Task material:
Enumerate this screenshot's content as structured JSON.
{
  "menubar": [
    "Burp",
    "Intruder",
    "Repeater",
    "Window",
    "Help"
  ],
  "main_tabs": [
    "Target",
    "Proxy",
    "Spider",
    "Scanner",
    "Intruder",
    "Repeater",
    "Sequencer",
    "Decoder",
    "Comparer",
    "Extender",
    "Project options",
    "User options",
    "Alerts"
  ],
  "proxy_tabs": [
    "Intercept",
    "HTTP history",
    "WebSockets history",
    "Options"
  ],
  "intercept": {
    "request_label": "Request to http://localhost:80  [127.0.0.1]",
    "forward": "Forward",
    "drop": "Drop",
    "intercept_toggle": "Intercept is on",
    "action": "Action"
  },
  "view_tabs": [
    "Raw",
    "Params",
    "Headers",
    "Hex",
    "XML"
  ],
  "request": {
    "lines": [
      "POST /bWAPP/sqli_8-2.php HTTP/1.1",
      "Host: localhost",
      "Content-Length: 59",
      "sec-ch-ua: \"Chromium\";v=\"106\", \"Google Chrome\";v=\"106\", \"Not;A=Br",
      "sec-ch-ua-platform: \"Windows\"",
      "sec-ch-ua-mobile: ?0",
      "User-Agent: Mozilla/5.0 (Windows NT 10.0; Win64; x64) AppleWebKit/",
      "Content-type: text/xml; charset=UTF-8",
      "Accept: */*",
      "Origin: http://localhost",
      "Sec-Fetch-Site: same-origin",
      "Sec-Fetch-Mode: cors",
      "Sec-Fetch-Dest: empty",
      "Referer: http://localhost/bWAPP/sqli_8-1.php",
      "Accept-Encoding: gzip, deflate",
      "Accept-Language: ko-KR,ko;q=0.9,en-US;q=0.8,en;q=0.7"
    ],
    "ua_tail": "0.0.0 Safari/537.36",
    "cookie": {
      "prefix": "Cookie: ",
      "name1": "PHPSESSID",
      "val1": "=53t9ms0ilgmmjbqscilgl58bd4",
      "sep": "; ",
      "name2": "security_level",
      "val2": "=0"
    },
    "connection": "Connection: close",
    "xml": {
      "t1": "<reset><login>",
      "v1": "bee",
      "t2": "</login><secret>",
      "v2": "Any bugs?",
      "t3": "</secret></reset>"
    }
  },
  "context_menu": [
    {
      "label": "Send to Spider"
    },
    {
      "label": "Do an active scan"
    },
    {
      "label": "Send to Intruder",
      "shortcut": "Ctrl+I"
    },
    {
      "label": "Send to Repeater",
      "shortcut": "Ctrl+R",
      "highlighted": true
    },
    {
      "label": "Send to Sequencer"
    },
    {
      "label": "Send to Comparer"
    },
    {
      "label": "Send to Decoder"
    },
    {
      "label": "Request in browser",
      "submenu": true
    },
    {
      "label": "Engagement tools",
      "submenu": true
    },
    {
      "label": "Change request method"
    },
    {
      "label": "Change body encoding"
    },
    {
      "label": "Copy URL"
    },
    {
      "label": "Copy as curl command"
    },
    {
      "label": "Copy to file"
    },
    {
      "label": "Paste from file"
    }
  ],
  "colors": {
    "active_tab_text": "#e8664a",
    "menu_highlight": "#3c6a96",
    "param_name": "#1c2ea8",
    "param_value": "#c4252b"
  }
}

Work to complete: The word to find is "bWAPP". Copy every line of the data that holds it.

Response box:
      "POST /bWAPP/sqli_8-2.php HTTP/1.1",
      "Referer: http://localhost/bWAPP/sqli_8-1.php",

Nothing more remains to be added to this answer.